But others argue that democratization could actually further the economic growth that Salinas wants. "Democracy would return the initiative to society and would liberate the creative powers of the people," claims writer Octavio Paz, this year's Nobel Prize winner in literature. And Castañeda believes that "Salinas could implement real change in 24 hours.…He's just not doing it."
Indeed, a much-heralded PRI reform conference held in early September failed to establish any significant changes in the party structure. The conference defeated initiatives that would have kept the president from setting party policy and choosing candidates. Rodolfo Gonzalez Guevara, a long-time member of the PRI and a leader of the reformers, called the conference "the worst masquerade of its [the PRI] history," Gonzalez has since resigned from the PRI.

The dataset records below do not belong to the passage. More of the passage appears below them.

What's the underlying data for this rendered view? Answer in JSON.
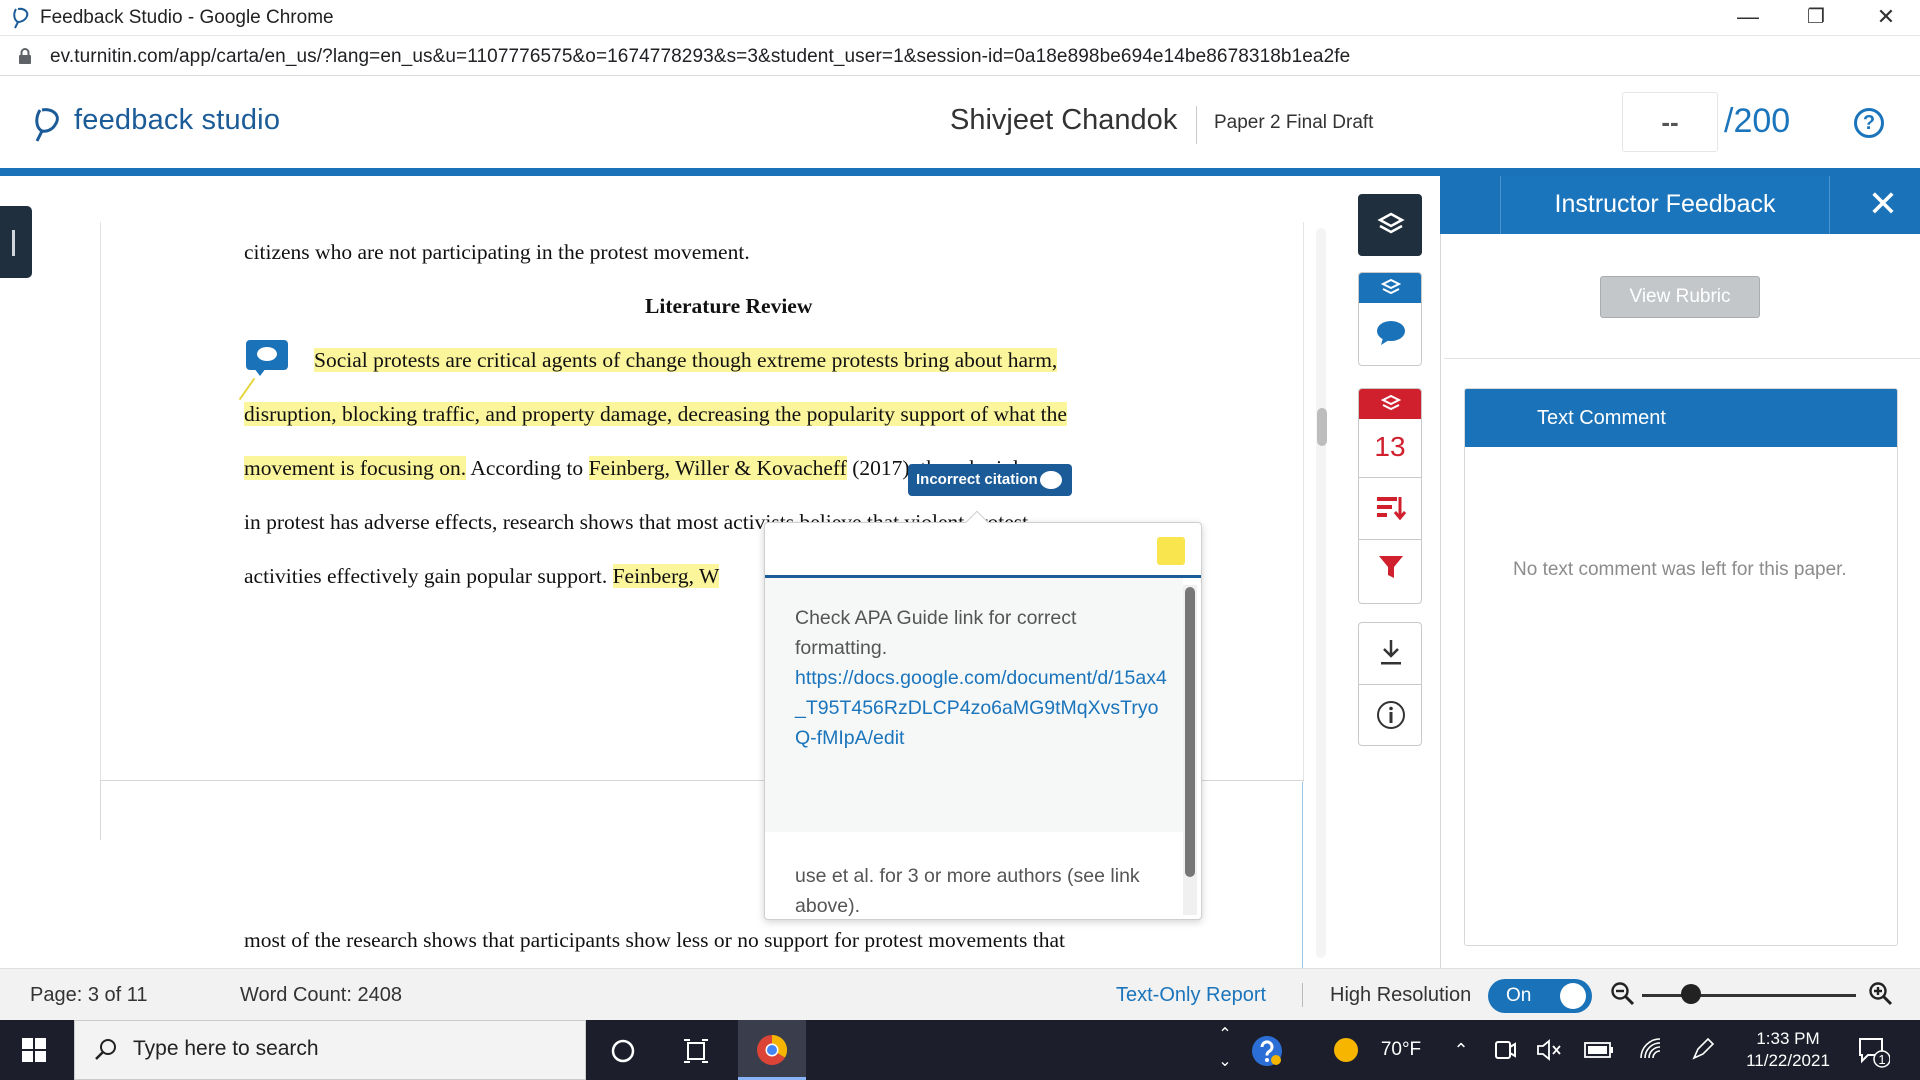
{
  "browser": {
    "window_title": "Feedback Studio - Google Chrome",
    "url": "ev.turnitin.com/app/carta/en_us/?lang=en_us&u=1107776575&o=1674778293&s=3&student_user=1&session-id=0a18e898be694e14be8678318b1ea2fe",
    "controls": {
      "minimize": "—",
      "restore": "❐",
      "close": "✕"
    }
  },
  "header": {
    "brand": "feedback studio",
    "student_name": "Shivjeet Chandok",
    "paper_title": "Paper 2 Final Draft",
    "score": "--",
    "score_max": "/200",
    "help_label": "?"
  },
  "document": {
    "lines": [
      {
        "text": "citizens who are not participating in the protest movement."
      },
      {
        "text": "Literature Review"
      },
      {
        "text": "Social protests are critical agents of change though extreme protests bring about harm,"
      },
      {
        "text": "disruption, blocking traffic, and property damage, decreasing the popularity support of what the"
      },
      {
        "seg1": "movement is focusing on.",
        "seg2": " According to ",
        "seg3": "Feinberg, Willer & Kovacheff",
        "seg4": " (2017), though violence"
      },
      {
        "text": "in protest has adverse effects, research shows that most activists believe that violent protest"
      },
      {
        "seg1": "activities effectively gain popular support. ",
        "seg2": "Feinberg, W"
      },
      {
        "text": "most of the research shows that participants show less or no support for protest movements that"
      }
    ]
  },
  "citation_chip": {
    "label": "Incorrect citation"
  },
  "popup": {
    "text1": "Check APA Guide link for correct formatting.",
    "link": "https://docs.google.com/document/d/15ax4_T95T456RzDLCP4zo6aMG9tMqXvsTryoQ-fMIpA/edit",
    "text2": "use et al. for 3 or more authors (see link above)."
  },
  "tool_rail": {
    "grading_count": "13"
  },
  "right_panel": {
    "title": "Instructor Feedback",
    "close": "✕",
    "view_rubric": "View Rubric",
    "text_comment_title": "Text Comment",
    "text_comment_message": "No text comment was left for this paper."
  },
  "status_bar": {
    "page": "Page: 3 of 11",
    "word_count": "Word Count: 2408",
    "text_only_report": "Text-Only Report",
    "high_resolution": "High Resolution",
    "toggle_state": "On",
    "zoom_level": 0.23
  },
  "taskbar": {
    "search_placeholder": "Type here to search",
    "weather": "70°F",
    "time": "1:33 PM",
    "date": "11/22/2021",
    "notification_count": "1"
  },
  "colors": {
    "brand_blue": "#1a72b8",
    "highlight": "#fbf59c",
    "error_red": "#d0202e",
    "rail_dark": "#1f2f3d"
  }
}
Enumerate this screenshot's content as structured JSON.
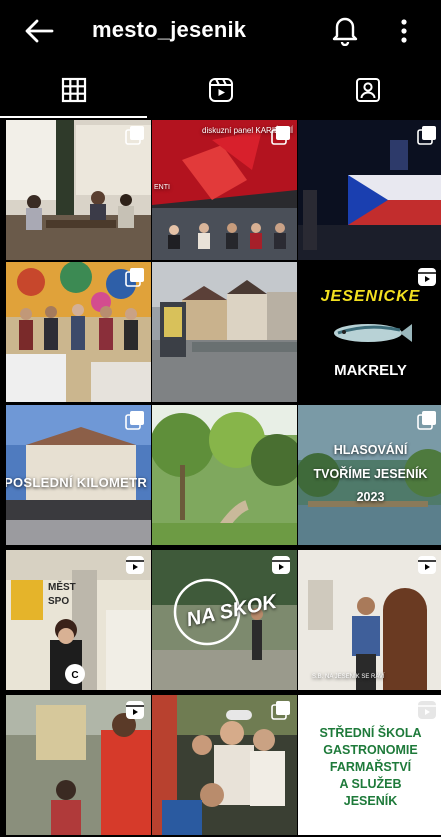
{
  "header": {
    "title": "mesto_jesenik",
    "back_icon": "back-arrow-icon",
    "notify_icon": "bell-icon",
    "menu_icon": "more-vertical-icon"
  },
  "tabs": [
    {
      "name": "posts",
      "icon": "grid-icon",
      "active": true
    },
    {
      "name": "reels",
      "icon": "reels-icon",
      "active": false
    },
    {
      "name": "tagged",
      "icon": "tagged-person-icon",
      "active": false
    }
  ],
  "posts": [
    {
      "id": 1,
      "type": "carousel",
      "scene": "people seated in a room with windows"
    },
    {
      "id": 2,
      "type": "carousel",
      "caption": "diskuzní panel KARIÉRNÍ",
      "sub": "ENTI"
    },
    {
      "id": 3,
      "type": "carousel",
      "scene": "building lit with Czech flag at night"
    },
    {
      "id": 4,
      "type": "carousel",
      "scene": "group photo by colourful wall"
    },
    {
      "id": 5,
      "type": "photo",
      "scene": "town square with historic houses"
    },
    {
      "id": 6,
      "type": "reel",
      "title": "JESENICKE",
      "subtitle": "MAKRELY"
    },
    {
      "id": 7,
      "type": "carousel",
      "caption": "POSLEDNÍ KILOMETR"
    },
    {
      "id": 8,
      "type": "photo",
      "scene": "park path with green trees"
    },
    {
      "id": 9,
      "type": "carousel",
      "line1": "HLASOVÁNÍ",
      "line2": "TVOŘÍME JESENÍK",
      "line3": "2023"
    },
    {
      "id": 10,
      "type": "reel",
      "sign1": "MĚST",
      "sign2": "SPO"
    },
    {
      "id": 11,
      "type": "reel",
      "logo": "NA SKOK"
    },
    {
      "id": 12,
      "type": "reel",
      "caption": "S.B. NA JESENÍK SE RAVÍ"
    },
    {
      "id": 13,
      "type": "reel",
      "scene": "man and child playing outdoors"
    },
    {
      "id": 14,
      "type": "carousel",
      "scene": "girls smiling at festival"
    },
    {
      "id": 15,
      "type": "reel",
      "lines": [
        "STŘEDNÍ ŠKOLA",
        "GASTRONOMIE",
        "FARMAŘSTVÍ",
        "A SLUŽEB",
        "JESENÍK"
      ]
    }
  ]
}
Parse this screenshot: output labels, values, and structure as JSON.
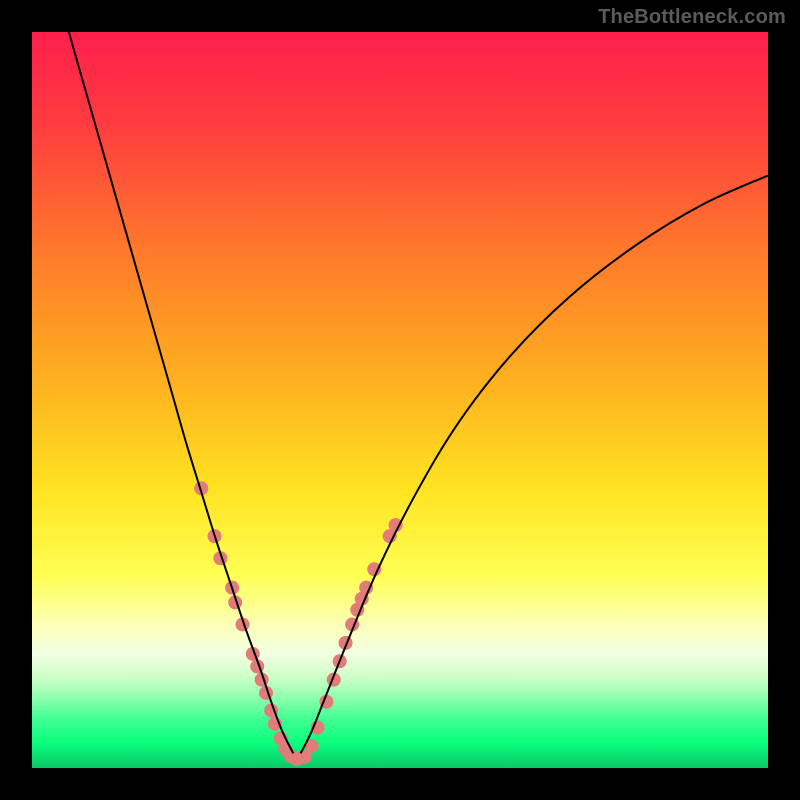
{
  "watermark": "TheBottleneck.com",
  "chart_data": {
    "type": "line",
    "title": "",
    "xlabel": "",
    "ylabel": "",
    "xlim": [
      0,
      100
    ],
    "ylim": [
      0,
      100
    ],
    "gradient_stops": [
      {
        "offset": 0.0,
        "color": "#ff1f4b"
      },
      {
        "offset": 0.12,
        "color": "#ff3a40"
      },
      {
        "offset": 0.3,
        "color": "#ff7a2b"
      },
      {
        "offset": 0.48,
        "color": "#ffb21f"
      },
      {
        "offset": 0.62,
        "color": "#ffe321"
      },
      {
        "offset": 0.74,
        "color": "#ffff55"
      },
      {
        "offset": 0.8,
        "color": "#fdffb0"
      },
      {
        "offset": 0.845,
        "color": "#f3ffe3"
      },
      {
        "offset": 0.875,
        "color": "#cfffc8"
      },
      {
        "offset": 0.905,
        "color": "#8dffad"
      },
      {
        "offset": 0.935,
        "color": "#3dff90"
      },
      {
        "offset": 0.965,
        "color": "#0bff7e"
      },
      {
        "offset": 1.0,
        "color": "#09c868"
      }
    ],
    "series": [
      {
        "name": "left-curve",
        "x": [
          5,
          7,
          9,
          11,
          13,
          15,
          17,
          19,
          21,
          23,
          25,
          27,
          29,
          31,
          32.5,
          34,
          35.5
        ],
        "y": [
          100,
          93,
          86,
          79,
          72,
          65,
          58,
          51,
          44,
          37.5,
          31,
          25,
          19,
          13.5,
          9,
          5,
          2
        ]
      },
      {
        "name": "right-curve",
        "x": [
          36.5,
          38,
          40,
          43,
          47,
          52,
          58,
          65,
          73,
          82,
          91,
          100
        ],
        "y": [
          2,
          5,
          10,
          17.5,
          27,
          37,
          47,
          56,
          64,
          71,
          76.5,
          80.5
        ]
      }
    ],
    "scatter_points": {
      "name": "marker-cluster",
      "color": "#e27c78",
      "radius": 7,
      "points": [
        {
          "x": 23.0,
          "y": 38.0
        },
        {
          "x": 24.8,
          "y": 31.5
        },
        {
          "x": 25.6,
          "y": 28.5
        },
        {
          "x": 27.2,
          "y": 24.5
        },
        {
          "x": 27.6,
          "y": 22.5
        },
        {
          "x": 28.6,
          "y": 19.5
        },
        {
          "x": 30.0,
          "y": 15.5
        },
        {
          "x": 30.6,
          "y": 13.8
        },
        {
          "x": 31.2,
          "y": 12.0
        },
        {
          "x": 31.8,
          "y": 10.2
        },
        {
          "x": 32.5,
          "y": 7.8
        },
        {
          "x": 33.0,
          "y": 6.0
        },
        {
          "x": 33.8,
          "y": 4.0
        },
        {
          "x": 34.4,
          "y": 2.6
        },
        {
          "x": 35.2,
          "y": 1.6
        },
        {
          "x": 36.0,
          "y": 1.2
        },
        {
          "x": 37.0,
          "y": 1.5
        },
        {
          "x": 38.0,
          "y": 3.0
        },
        {
          "x": 38.8,
          "y": 5.5
        },
        {
          "x": 40.0,
          "y": 9.0
        },
        {
          "x": 41.0,
          "y": 12.0
        },
        {
          "x": 41.8,
          "y": 14.5
        },
        {
          "x": 42.6,
          "y": 17.0
        },
        {
          "x": 43.5,
          "y": 19.5
        },
        {
          "x": 44.2,
          "y": 21.5
        },
        {
          "x": 44.8,
          "y": 23.0
        },
        {
          "x": 45.4,
          "y": 24.5
        },
        {
          "x": 46.5,
          "y": 27.0
        },
        {
          "x": 48.6,
          "y": 31.5
        },
        {
          "x": 49.4,
          "y": 33.0
        }
      ]
    }
  }
}
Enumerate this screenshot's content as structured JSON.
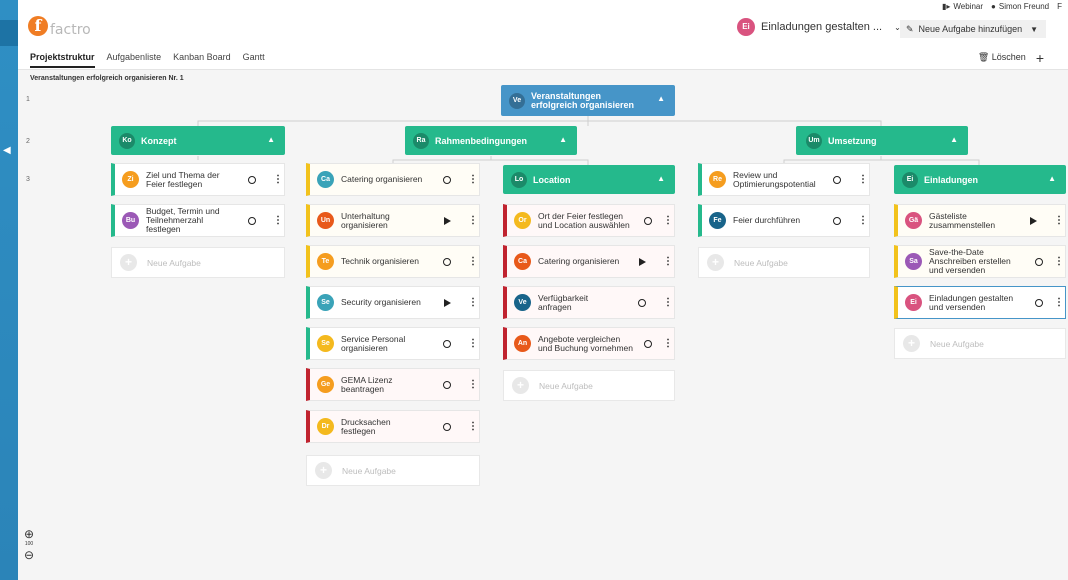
{
  "brand": {
    "logo_letter": "f",
    "logo_word": "factro"
  },
  "topbar": {
    "webinar": "Webinar",
    "user": "Simon Freund",
    "extra": "F"
  },
  "context": {
    "initials": "Ei",
    "title": "Einladungen gestalten ..."
  },
  "new_task": {
    "label": "Neue Aufgabe hinzufügen"
  },
  "tabs": [
    "Projektstruktur",
    "Aufgabenliste",
    "Kanban Board",
    "Gantt"
  ],
  "actions": {
    "delete": "Löschen",
    "add": "+"
  },
  "breadcrumb": "Veranstaltungen erfolgreich organisieren Nr. 1",
  "rows": [
    "1",
    "2",
    "3"
  ],
  "zoom": {
    "level": "100"
  },
  "root": {
    "initials": "Ve",
    "title": "Veranstaltungen erfolgreich organisieren"
  },
  "groups": {
    "konzept": {
      "initials": "Ko",
      "title": "Konzept"
    },
    "rahmen": {
      "initials": "Ra",
      "title": "Rahmenbedingungen"
    },
    "umsetzung": {
      "initials": "Um",
      "title": "Umsetzung"
    },
    "location": {
      "initials": "Lo",
      "title": "Location"
    },
    "einladungen": {
      "initials": "Ei",
      "title": "Einladungen"
    }
  },
  "new_task_placeholder": "Neue Aufgabe",
  "columns": {
    "konzept": [
      {
        "initials": "Zi",
        "title": "Ziel und Thema der Feier festlegen",
        "status": "open"
      },
      {
        "initials": "Bu",
        "title": "Budget, Termin und Teilnehmerzahl festlegen",
        "status": "open"
      }
    ],
    "rahmen": [
      {
        "initials": "Ca",
        "title": "Catering organisieren",
        "status": "open"
      },
      {
        "initials": "Un",
        "title": "Unterhaltung organisieren",
        "status": "running"
      },
      {
        "initials": "Te",
        "title": "Technik organisieren",
        "status": "open"
      },
      {
        "initials": "Se",
        "title": "Security organisieren",
        "status": "running"
      },
      {
        "initials": "Se",
        "title": "Service Personal organisieren",
        "status": "open"
      },
      {
        "initials": "Ge",
        "title": "GEMA Lizenz beantragen",
        "status": "open"
      },
      {
        "initials": "Dr",
        "title": "Drucksachen festlegen",
        "status": "open"
      }
    ],
    "location": [
      {
        "initials": "Or",
        "title": "Ort der Feier festlegen und Location auswählen",
        "status": "open"
      },
      {
        "initials": "Ca",
        "title": "Catering organisieren",
        "status": "running"
      },
      {
        "initials": "Ve",
        "title": "Verfügbarkeit anfragen",
        "status": "open"
      },
      {
        "initials": "An",
        "title": "Angebote vergleichen und Buchung vornehmen",
        "status": "open"
      }
    ],
    "umsetzung": [
      {
        "initials": "Re",
        "title": "Review und Optimierungspotential",
        "status": "open"
      },
      {
        "initials": "Fe",
        "title": "Feier durchführen",
        "status": "open"
      }
    ],
    "einladungen": [
      {
        "initials": "Gä",
        "title": "Gästeliste zusammenstellen",
        "status": "running"
      },
      {
        "initials": "Sa",
        "title": "Save-the-Date Anschreiben erstellen und versenden",
        "status": "open"
      },
      {
        "initials": "Ei",
        "title": "Einladungen gestalten und versenden",
        "status": "open"
      }
    ]
  },
  "colors": {
    "green": "#25b98c",
    "blue": "#4695c8",
    "yellow": "#f2c21b",
    "red": "#c0232f"
  }
}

Opinion polls show that most Mexican voters would support Salinas if elections were held today. The 1988 election was more of a backlash against the PRI and its quasi-dictatorial ways than a rejection of its candidate or platform. This explains, in part, why the post-election turmoil failed to produce any real change. But it also underscores the importance people place on the electoral process itself. By failing to introduce real reforms Salinas endangers his party and his economic policies.
As long as Mexico's president continues to enjoy virtually unchecked power, freedom and progress remain vulnerable to the whims of politicians with no accountability. This can in turn give rise to any one of the three following scenarios, all of which spell economic decline: 1) Salinas's reforms could be quickly overturned by the next PRI administration; 2) rising political unrest could damage economic stability in spite of sound government policies; or 3) new, less able opposition leaders may be violently swept into office as the Mexican people, taking economic well-being for granted, simply get tired of impositions.
"We now live in a different Mexico," writes journalist Ernesto Teissier, author of the recent Mexican best-seller Never Again. "Changes will come peacefully or violently, but nothing will stop them."
Salinas has made real changes in the Mexican economy—changes that have benefited the country immensely. But his reluctance to give the people real democracy may ultimately jeopardize both those reforms and his presidency.
Julio Marquez, a Mexican citizen, is a 1990 graduate of the Harvard Business School. He is pursuing a career in Latin American finance.